Haha. No, we don’t protest by tying ourselves to trees. We literally plant trees to replace the trees that have been lost, and fight for land rights for those trees to continue to exist where we’ve planted them or where they’re already planted. We have entire festivals built around this, with music components we sometimes headline and workshop too. We’re not in the business of shock tactics. We’re in the business of activism led by action.
How can people outside of Africa fight against deforestation? For example, I live in a town in Dracut, Massachusetts and there aren’t any forests here to fight for. Sadly, all the land has already been developed for businesses, apartment buildings, etc. So, locally, the fight has already been lost, or so it would seem. So, what can we do to fight global deforestation, aside from donating money to organizations?
Find organisations like ours – or you can always just spend some time with us – where you can volunteer your time or efforts or other resources you may have too. Deforestation is an ongoing problem worldwide and the internet as well as global travel has made it pretty easy to get involved in some capacity or other.
Do people travel from all over the world to join your organization? How many members do you have?
Yeah, we’ve had people from every continent either volunteer to work with our organisation, or been under our employ. If we count our whole volunteer networks along with our staff, the headcount is in excess of 100 people. It’s always rotating as volunteers come and go but it’s somewhere between 100 and 200 people.
I understand you teach school children how to protect their planet. What sort of advice to you give them?
That’s not exclusively what I do. Greenpop, the tree-planting organisation I co-founded, plants trees in under-green communities including, but not limited to schools. Through this, we teach people about the importance of environmentalism and tell them what happens to the planet if we aren’t vested. We don’t give advice. We teach people skills while also helping them understand the importance of those skills.

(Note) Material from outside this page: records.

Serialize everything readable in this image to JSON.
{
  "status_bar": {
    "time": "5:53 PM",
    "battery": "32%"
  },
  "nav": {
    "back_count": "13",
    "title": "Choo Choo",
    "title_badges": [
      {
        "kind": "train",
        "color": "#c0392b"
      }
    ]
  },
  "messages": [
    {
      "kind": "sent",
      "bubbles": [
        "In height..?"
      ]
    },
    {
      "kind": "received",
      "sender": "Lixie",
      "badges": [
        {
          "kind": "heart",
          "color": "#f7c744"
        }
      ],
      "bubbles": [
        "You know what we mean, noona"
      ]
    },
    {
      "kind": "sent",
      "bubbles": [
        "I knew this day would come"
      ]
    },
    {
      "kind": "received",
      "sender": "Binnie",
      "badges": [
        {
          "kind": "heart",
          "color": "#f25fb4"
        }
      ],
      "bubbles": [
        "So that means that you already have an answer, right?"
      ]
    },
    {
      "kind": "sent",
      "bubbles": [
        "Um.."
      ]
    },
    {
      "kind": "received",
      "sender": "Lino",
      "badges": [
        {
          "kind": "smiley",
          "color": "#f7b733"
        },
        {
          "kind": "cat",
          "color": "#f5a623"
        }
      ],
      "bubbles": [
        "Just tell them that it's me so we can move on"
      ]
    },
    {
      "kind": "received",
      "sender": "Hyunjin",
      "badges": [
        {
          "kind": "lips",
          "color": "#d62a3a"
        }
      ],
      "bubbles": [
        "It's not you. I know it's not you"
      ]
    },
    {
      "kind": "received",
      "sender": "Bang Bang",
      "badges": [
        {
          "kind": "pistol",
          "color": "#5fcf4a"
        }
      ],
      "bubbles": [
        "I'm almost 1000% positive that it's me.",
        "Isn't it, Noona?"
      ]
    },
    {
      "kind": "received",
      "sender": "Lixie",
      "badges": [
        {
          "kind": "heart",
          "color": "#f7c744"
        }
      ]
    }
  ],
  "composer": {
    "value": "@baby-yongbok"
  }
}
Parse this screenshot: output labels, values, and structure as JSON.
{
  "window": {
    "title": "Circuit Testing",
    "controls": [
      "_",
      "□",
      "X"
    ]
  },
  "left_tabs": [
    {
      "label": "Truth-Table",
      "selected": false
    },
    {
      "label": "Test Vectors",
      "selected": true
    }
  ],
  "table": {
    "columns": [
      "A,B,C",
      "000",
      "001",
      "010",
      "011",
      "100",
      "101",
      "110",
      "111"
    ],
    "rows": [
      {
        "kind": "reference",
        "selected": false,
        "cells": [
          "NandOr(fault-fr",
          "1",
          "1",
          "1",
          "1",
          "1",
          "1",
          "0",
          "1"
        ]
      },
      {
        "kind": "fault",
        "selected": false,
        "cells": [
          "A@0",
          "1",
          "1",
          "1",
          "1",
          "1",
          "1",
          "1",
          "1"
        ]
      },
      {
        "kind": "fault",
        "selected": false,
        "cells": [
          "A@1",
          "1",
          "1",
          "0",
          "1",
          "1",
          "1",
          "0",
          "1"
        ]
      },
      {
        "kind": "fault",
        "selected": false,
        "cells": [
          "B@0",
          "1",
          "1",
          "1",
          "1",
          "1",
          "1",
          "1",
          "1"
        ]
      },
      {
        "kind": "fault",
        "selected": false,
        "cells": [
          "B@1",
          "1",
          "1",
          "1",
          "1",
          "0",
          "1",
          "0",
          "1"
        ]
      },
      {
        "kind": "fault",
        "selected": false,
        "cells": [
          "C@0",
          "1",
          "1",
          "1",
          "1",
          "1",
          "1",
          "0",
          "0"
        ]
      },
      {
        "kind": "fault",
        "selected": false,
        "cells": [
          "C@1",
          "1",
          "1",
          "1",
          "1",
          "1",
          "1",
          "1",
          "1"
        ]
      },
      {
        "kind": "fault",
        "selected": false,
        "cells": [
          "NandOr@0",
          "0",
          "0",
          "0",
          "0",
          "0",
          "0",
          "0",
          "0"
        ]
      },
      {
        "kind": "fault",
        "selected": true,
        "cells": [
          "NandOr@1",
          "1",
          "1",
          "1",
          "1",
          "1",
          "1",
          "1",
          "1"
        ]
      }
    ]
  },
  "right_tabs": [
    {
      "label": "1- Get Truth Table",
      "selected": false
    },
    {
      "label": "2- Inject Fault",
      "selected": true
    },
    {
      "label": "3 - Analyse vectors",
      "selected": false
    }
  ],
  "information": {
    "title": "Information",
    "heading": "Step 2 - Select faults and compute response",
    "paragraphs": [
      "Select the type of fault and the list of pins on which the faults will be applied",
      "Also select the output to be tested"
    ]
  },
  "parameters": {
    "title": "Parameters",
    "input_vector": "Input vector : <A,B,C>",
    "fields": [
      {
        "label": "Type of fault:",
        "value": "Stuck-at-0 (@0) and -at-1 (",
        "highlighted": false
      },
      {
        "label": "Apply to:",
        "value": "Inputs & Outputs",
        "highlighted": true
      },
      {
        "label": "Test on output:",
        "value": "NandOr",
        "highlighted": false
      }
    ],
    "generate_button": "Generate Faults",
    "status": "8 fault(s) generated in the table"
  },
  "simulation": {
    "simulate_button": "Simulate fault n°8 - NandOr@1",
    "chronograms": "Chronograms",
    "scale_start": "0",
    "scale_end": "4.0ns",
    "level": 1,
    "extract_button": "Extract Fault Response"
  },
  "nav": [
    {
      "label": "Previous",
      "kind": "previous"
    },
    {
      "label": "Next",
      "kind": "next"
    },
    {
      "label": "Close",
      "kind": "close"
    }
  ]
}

Some say the fight to save the planet is already lost because of the rate that glaciers in Antartica are melting, which is going to make the global sea level rise soon, at which point major cities throughout the world that are near the coast will wind up underwater. It’s a pessimistic attitude to have, but I have seen documentaries about this and it does look like we’re past the point of no return. What do you think?
Discounting my opinion, does it matter if the fight is already lost? Is that reason enough to not do anything and to live our destructive lives any ways? If one answers ‘yeah, screw it, we can do whatever we want. We’re screwed already!’ then you are part of the problem.
Special thanks to Jeremy for taking the time to answer our many questions. Thanks also to Robin Dallison of Vision Music Promotion for setting it up.
Follow Jeremy on social media:
10th FEB – Zurich, Dynamo Werk 21
12th – Munich, Strom
13th – Stuttgart, Keller Klub
15th – Frankfurt, Zoom
17th – Berlin, Lido
19th – Hamburg, Knust
20th – Cologne, Yuca
21st – Paris, Le Pop Up Du Label
23rd – Amsterdam, Melkweg
24th – Brussell, AB Club